■ Task to carry out
Show the lines below that contain the string "Calendar".

■ Data supplied
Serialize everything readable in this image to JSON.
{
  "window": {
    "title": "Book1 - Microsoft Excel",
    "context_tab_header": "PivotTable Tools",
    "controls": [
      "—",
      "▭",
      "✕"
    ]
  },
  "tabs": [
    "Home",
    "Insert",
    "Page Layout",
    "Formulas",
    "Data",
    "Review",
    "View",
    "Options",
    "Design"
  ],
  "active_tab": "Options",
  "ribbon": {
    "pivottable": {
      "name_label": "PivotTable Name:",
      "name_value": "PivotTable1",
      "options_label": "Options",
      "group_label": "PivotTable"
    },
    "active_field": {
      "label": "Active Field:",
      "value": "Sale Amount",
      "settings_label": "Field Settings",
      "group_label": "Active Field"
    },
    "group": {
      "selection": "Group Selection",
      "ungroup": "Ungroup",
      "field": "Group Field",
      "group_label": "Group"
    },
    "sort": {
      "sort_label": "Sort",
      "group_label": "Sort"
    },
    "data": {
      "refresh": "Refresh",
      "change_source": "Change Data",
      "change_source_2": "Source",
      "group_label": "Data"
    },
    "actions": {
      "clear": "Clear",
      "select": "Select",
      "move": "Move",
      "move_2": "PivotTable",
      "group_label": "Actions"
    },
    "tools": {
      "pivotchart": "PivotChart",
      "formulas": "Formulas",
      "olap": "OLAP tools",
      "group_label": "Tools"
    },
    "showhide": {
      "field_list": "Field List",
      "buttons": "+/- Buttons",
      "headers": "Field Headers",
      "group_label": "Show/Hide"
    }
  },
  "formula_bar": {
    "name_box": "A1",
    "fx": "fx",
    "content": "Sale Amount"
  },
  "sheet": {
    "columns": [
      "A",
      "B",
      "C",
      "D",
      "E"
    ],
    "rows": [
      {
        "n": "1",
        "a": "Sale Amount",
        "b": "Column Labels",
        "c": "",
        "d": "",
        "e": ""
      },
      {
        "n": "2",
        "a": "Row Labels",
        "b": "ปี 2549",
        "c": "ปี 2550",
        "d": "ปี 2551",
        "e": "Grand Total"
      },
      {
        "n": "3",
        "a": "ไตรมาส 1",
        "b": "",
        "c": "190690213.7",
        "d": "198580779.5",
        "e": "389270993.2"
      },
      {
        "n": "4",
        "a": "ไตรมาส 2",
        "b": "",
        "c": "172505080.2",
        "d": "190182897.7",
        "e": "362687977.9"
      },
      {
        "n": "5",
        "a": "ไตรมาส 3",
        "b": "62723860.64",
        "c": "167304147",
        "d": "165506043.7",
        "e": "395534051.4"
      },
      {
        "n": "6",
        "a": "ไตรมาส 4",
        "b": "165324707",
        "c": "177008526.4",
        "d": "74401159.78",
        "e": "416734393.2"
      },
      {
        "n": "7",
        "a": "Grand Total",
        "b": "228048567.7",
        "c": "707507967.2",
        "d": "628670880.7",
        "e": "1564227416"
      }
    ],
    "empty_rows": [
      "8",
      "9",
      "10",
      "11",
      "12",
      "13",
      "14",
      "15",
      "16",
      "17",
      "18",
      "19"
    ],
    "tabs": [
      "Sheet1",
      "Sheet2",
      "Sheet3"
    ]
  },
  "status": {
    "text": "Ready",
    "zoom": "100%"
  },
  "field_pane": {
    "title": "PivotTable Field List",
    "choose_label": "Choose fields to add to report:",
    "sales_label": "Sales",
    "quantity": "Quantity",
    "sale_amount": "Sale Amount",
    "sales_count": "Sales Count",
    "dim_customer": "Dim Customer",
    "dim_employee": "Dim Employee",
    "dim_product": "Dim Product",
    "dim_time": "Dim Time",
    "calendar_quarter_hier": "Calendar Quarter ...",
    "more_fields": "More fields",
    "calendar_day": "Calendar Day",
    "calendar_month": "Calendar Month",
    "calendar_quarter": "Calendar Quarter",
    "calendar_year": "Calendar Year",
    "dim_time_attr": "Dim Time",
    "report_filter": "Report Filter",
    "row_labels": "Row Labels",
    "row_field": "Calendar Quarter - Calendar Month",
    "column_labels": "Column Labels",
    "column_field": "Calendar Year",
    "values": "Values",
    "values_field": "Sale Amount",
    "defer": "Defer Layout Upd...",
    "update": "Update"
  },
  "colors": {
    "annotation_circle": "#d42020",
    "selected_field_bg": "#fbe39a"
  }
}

■ Task solution
    "calendar_quarter_hier": "Calendar Quarter ...",
    "calendar_day": "Calendar Day",
    "calendar_month": "Calendar Month",
    "calendar_quarter": "Calendar Quarter",
    "calendar_year": "Calendar Year",
    "row_field": "Calendar Quarter - Calendar Month",
    "column_field": "Calendar Year",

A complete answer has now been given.